Initiatives: Implement customer feedback system, optimize customer support processes
Key Result 2: Receive no more than 50 customer complaints related to effort issues
Initiatives: Conduct root cause analysis of complaints, address pain points, streamline customer interactions
Key Result 3: Attain a CES score of 4.8 or higher
Initiatives: Monitor industry benchmarks, implement customer-centric initiatives
Setting these OKRs establishes measurable objectives and key results to improve the Customer Effort Score.

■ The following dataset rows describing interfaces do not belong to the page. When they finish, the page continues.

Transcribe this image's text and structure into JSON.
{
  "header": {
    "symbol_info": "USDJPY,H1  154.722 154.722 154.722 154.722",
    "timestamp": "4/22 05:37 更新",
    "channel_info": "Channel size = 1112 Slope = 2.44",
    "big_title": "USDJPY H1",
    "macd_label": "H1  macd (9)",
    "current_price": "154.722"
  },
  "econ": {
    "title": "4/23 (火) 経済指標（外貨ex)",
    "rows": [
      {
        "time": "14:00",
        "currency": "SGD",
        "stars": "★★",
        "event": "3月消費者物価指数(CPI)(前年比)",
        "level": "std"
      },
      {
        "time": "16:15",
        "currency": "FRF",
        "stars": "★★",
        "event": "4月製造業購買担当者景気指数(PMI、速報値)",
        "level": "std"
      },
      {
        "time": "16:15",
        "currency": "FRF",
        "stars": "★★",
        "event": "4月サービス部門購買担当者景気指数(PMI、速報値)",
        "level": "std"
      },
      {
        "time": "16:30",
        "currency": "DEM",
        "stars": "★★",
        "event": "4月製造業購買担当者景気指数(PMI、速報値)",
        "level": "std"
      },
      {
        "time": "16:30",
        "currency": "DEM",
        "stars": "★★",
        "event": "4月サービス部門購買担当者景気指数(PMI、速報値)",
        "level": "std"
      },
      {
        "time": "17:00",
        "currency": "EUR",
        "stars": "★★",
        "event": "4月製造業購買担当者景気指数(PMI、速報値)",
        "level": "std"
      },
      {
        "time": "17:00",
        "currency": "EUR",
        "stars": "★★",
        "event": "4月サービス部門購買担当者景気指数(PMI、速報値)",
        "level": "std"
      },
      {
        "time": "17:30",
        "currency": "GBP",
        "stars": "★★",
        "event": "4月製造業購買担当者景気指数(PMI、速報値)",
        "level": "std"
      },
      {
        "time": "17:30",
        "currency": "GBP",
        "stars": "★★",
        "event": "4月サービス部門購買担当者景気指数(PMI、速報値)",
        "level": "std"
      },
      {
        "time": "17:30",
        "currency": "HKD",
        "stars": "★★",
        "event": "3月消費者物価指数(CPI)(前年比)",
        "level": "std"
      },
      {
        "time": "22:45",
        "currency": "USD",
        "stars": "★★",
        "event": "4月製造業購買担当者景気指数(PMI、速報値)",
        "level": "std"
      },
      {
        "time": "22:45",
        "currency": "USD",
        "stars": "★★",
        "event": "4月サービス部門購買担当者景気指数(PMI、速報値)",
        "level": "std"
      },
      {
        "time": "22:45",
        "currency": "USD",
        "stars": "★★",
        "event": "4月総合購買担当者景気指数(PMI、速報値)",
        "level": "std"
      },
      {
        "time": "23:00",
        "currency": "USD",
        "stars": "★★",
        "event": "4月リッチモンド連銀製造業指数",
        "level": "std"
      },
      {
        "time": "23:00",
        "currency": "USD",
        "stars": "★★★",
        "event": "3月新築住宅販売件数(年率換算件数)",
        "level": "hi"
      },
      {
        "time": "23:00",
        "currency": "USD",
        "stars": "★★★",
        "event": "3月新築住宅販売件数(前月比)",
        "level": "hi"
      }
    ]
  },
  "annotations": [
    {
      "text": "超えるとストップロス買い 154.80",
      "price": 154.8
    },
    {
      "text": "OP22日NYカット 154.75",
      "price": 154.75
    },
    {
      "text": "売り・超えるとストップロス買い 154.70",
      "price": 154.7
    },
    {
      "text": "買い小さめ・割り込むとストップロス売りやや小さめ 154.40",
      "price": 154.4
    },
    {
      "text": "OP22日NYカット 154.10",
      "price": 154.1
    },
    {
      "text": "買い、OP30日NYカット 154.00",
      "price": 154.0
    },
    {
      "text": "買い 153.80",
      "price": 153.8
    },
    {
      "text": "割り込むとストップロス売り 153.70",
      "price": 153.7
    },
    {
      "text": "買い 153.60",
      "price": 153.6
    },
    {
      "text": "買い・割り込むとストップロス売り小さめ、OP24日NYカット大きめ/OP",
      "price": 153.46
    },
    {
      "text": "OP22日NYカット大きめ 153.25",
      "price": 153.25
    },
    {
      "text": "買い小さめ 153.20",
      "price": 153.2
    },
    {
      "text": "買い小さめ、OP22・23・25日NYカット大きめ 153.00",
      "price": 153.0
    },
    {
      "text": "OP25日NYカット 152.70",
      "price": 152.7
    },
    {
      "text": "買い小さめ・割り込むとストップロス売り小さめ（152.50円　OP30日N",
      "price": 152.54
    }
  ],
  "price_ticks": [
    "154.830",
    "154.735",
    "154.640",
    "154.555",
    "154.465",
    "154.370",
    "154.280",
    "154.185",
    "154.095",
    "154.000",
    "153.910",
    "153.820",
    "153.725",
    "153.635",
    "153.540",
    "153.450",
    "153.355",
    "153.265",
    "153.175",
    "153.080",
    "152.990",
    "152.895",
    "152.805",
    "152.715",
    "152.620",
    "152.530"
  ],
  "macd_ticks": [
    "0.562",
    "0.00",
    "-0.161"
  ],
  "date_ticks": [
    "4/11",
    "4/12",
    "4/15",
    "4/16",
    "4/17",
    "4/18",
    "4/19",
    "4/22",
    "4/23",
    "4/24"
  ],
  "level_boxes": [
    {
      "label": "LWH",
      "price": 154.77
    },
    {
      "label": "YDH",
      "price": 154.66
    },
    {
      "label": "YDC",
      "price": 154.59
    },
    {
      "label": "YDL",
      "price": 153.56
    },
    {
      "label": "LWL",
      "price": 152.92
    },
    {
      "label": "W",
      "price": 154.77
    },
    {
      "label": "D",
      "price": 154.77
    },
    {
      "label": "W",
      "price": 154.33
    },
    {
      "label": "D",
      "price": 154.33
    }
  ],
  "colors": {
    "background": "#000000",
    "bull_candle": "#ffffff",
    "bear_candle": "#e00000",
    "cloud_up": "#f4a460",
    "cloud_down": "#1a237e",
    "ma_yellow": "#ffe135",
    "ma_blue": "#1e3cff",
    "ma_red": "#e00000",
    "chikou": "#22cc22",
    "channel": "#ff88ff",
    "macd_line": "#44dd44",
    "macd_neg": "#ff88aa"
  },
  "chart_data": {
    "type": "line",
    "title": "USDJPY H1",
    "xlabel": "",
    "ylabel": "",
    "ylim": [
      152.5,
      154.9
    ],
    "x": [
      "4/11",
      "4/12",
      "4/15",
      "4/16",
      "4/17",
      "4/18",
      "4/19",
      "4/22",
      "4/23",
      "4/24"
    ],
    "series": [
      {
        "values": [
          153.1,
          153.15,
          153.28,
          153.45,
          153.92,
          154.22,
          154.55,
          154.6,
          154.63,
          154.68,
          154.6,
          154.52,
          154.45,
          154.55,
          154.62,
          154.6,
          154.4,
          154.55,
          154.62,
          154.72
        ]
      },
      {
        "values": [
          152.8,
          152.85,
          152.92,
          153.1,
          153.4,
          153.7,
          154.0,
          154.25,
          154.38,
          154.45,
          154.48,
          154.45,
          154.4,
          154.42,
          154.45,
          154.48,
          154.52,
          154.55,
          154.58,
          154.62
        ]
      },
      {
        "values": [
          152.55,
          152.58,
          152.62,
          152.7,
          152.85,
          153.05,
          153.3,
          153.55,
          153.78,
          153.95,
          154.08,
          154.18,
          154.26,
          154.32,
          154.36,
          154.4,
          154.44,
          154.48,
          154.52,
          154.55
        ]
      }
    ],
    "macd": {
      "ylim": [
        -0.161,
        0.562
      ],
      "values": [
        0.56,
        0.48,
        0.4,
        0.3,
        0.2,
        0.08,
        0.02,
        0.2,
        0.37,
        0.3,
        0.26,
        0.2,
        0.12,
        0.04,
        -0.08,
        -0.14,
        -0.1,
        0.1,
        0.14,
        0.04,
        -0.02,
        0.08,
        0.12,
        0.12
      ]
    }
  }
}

This allows you to track progress, focus efforts on addressing customer pain points, and drive improvements in the overall customer experience.
The customer effort score and other customer success metrics can all be easily tracked and improved by using OKRs. Profit.co has a set of customer experience OKR examples for organizations to use as a guide to drive their customer success strategies through OKRs.
1. How often should CES surveys be conducted?
The frequency of conducting Customer Effort Score (CES) surveys rests on a few common approaches.
- Post-Interaction CES
Conducting CES surveys immediately after specific customer interactions, such as completing a purchase, receiving customer support, or using a particular service.
- Periodic CES
Implementing CES surveys regularly, such as monthly, quarterly, or annually, to capture the overall customer experience across different touchpoints.
- Trigger-Based CES
Sending CES surveys triggered by specific events, such as when a customer cancels a subscription, submits a complaint, or completes a significant milestone with your product or service.
Consider the nature of your business, customer lifecycle, and the desired level of granularity in feedback to determine the optimal frequency for your CES surveys.
2. Is CES applicable to all industries?
CES is a valuable customer experience metric in any industry.
3. Can CES be combined with other customer experience metrics?
By integrating CES with metrics like Net Promoter Score (NPS), Customer Satisfaction Score (CSAT), or Customer Loyalty Index (CLI), you can gain a comprehensive understanding of different dimensions of the customer experience. This combination allows you to assess the overall satisfaction, likelihood to recommend, and ease of doing business.
Measuring and optimizing the Customer Effort Score (CES) is vital to building exceptional customer experiences. By implementing CES surveys, calculating the score, and taking necessary actions, organizations can identify pain points, enhance customer satisfaction, and drive customer loyalty. Remember, the key lies in minimizing customer effort at every touchpoint and establishing a solid foundation for long-term success in today’s customer-centric landscape.